[Stored data]

+ + +

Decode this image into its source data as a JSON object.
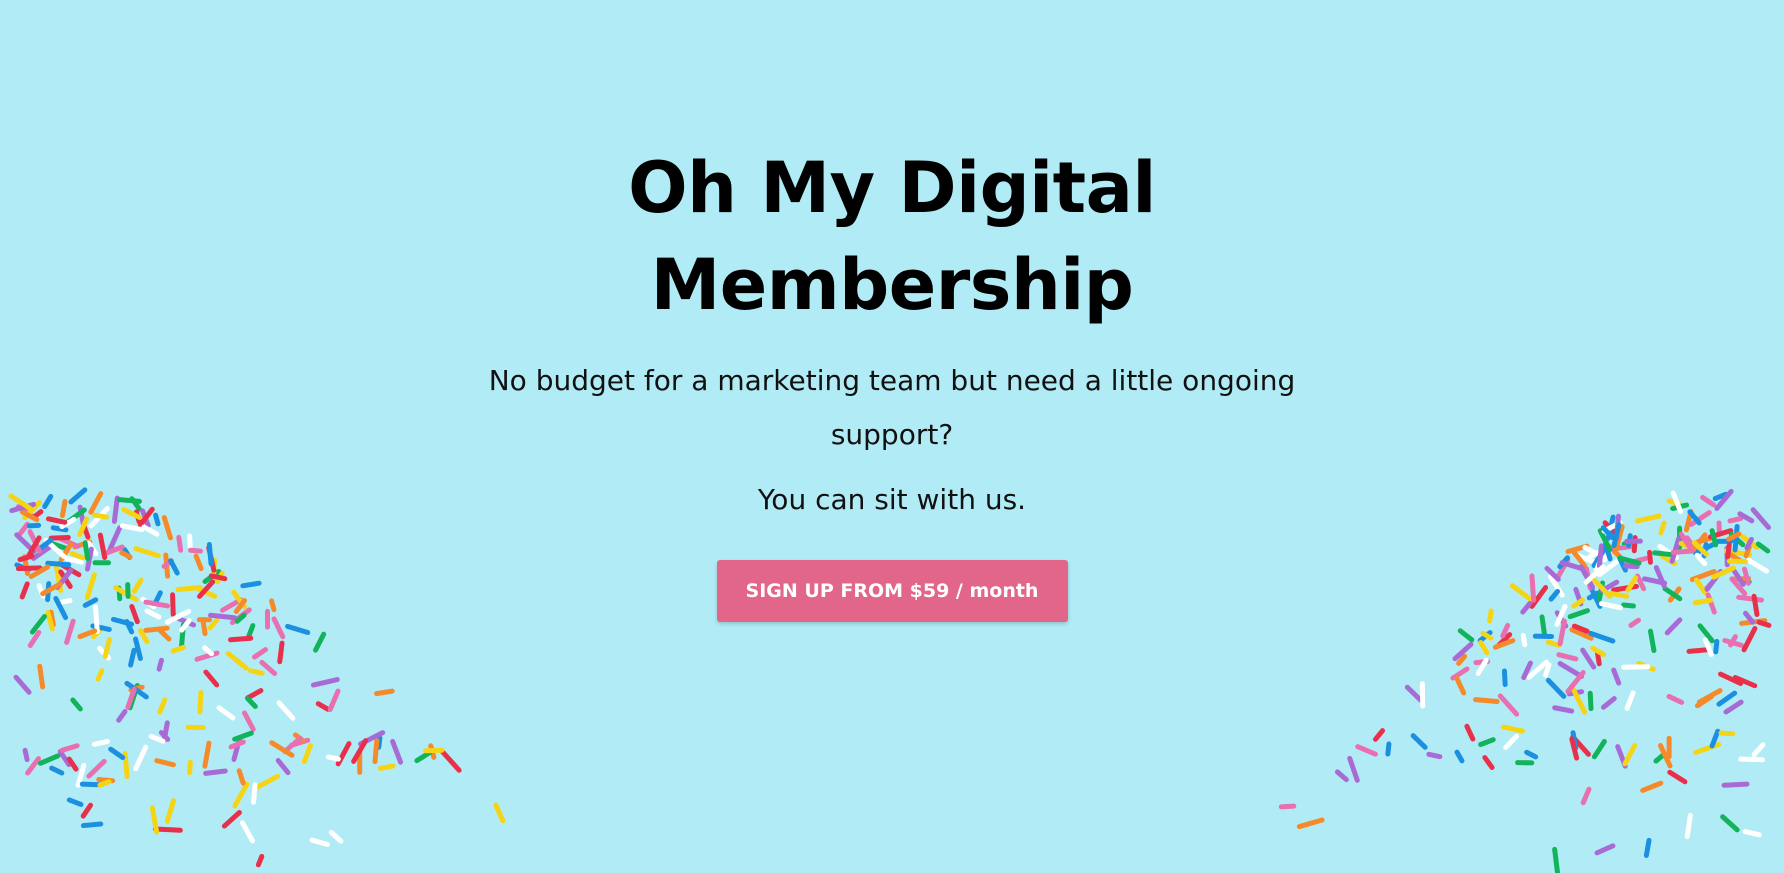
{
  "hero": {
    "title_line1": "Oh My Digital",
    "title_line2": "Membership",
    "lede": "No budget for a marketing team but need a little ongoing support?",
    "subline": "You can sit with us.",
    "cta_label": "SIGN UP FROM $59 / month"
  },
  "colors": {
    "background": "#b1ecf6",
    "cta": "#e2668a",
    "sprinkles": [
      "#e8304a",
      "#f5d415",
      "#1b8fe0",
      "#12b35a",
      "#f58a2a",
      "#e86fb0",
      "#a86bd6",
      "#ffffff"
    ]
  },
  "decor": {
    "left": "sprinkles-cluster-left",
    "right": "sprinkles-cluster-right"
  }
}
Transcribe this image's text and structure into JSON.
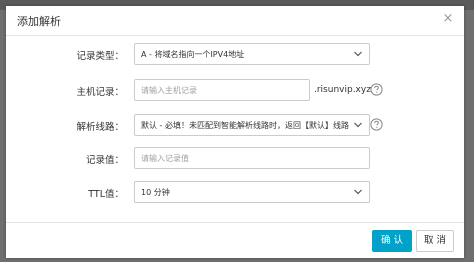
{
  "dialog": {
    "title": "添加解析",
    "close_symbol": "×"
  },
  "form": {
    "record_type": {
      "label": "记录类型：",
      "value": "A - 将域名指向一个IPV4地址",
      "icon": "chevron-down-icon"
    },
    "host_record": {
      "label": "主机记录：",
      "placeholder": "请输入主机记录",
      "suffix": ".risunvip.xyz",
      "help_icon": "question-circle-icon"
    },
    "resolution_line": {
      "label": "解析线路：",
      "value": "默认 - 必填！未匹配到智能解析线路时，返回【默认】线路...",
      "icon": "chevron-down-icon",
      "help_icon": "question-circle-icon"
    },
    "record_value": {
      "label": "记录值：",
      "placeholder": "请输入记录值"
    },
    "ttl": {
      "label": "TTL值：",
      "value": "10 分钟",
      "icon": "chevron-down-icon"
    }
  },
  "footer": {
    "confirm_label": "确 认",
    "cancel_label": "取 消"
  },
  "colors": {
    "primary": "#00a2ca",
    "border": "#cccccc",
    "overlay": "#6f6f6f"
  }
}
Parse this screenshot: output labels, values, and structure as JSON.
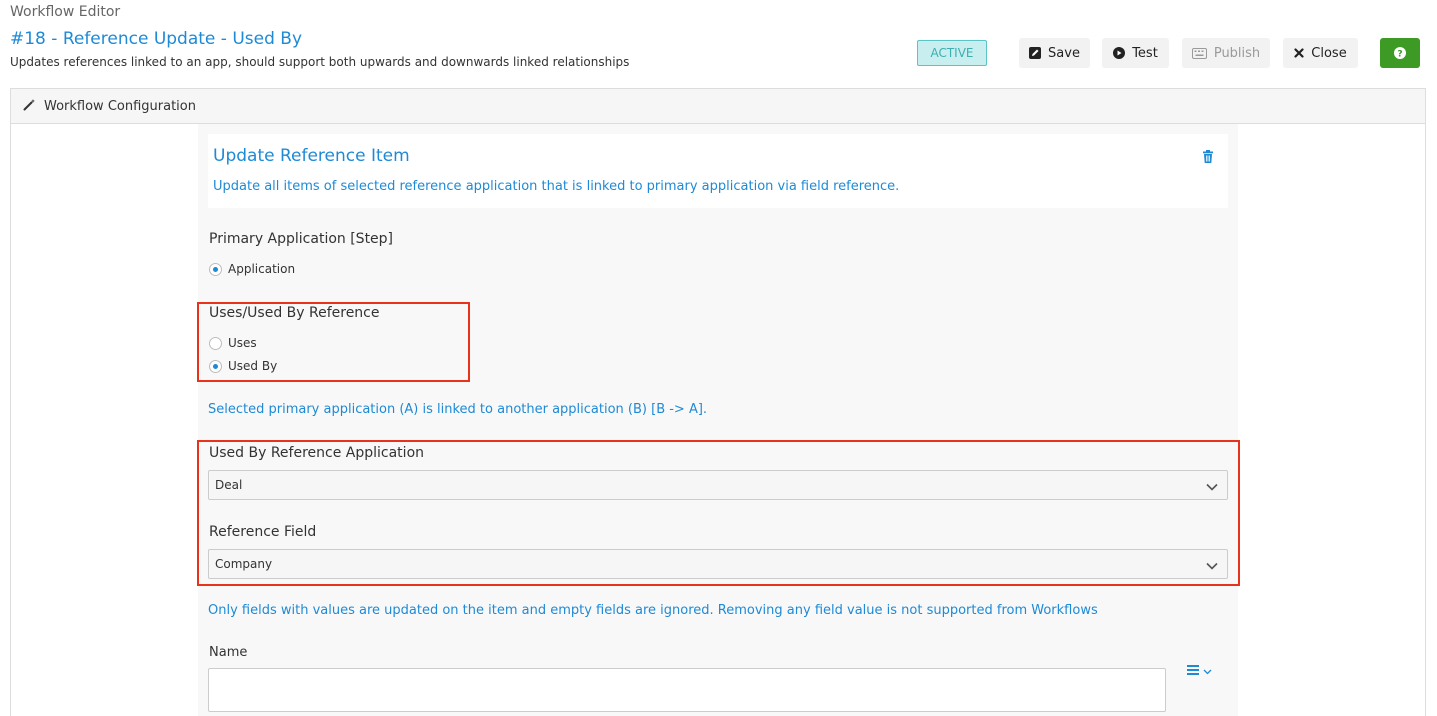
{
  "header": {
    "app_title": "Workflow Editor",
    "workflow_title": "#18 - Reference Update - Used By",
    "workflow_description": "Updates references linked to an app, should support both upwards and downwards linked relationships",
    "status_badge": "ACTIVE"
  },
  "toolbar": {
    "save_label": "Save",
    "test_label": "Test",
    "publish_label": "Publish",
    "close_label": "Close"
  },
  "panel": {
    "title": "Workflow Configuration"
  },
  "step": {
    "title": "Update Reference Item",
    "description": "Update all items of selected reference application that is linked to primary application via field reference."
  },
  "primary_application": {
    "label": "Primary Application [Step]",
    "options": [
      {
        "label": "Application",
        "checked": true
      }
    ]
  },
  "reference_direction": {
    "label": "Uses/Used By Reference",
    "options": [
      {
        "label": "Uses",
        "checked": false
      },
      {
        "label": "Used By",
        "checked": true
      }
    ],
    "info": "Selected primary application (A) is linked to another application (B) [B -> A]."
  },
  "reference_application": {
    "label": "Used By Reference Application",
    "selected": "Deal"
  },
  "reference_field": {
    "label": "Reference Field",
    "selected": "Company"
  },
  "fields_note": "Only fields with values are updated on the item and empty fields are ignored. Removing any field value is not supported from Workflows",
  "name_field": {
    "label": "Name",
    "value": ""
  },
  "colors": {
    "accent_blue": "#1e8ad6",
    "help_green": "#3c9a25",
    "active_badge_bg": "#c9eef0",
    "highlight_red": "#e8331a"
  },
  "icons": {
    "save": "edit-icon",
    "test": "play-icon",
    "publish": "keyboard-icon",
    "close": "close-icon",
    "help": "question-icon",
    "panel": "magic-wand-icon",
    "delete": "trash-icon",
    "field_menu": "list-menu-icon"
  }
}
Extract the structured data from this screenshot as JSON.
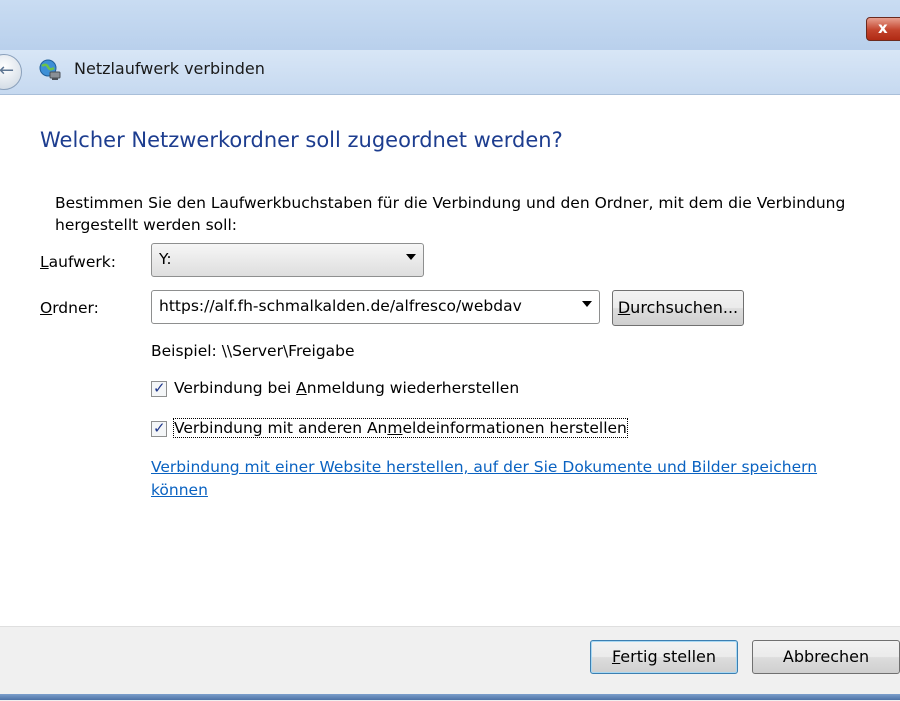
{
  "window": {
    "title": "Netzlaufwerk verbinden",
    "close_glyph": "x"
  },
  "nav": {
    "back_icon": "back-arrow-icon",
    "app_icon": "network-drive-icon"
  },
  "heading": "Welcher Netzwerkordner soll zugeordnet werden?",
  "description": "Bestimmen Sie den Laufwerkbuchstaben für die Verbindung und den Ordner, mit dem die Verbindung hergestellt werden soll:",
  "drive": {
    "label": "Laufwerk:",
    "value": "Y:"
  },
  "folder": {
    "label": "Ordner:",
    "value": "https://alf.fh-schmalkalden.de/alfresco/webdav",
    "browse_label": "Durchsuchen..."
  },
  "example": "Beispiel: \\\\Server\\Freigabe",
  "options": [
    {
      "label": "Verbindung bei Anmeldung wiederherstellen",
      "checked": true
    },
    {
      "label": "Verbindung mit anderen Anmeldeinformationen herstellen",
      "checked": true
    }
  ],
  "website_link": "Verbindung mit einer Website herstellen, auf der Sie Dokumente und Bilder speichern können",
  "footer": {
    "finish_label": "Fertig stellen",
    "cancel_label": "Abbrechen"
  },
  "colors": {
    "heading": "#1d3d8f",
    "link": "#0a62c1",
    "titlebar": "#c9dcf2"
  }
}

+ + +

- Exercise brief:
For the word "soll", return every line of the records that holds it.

- Answer to the problem:
  "heading": "Welcher Netzwerkordner soll zugeordnet werden?",
  "description": "Bestimmen Sie den Laufwerkbuchstaben für die Verbindung und den Ordner, mit dem die Verbindung hergestellt werden soll:",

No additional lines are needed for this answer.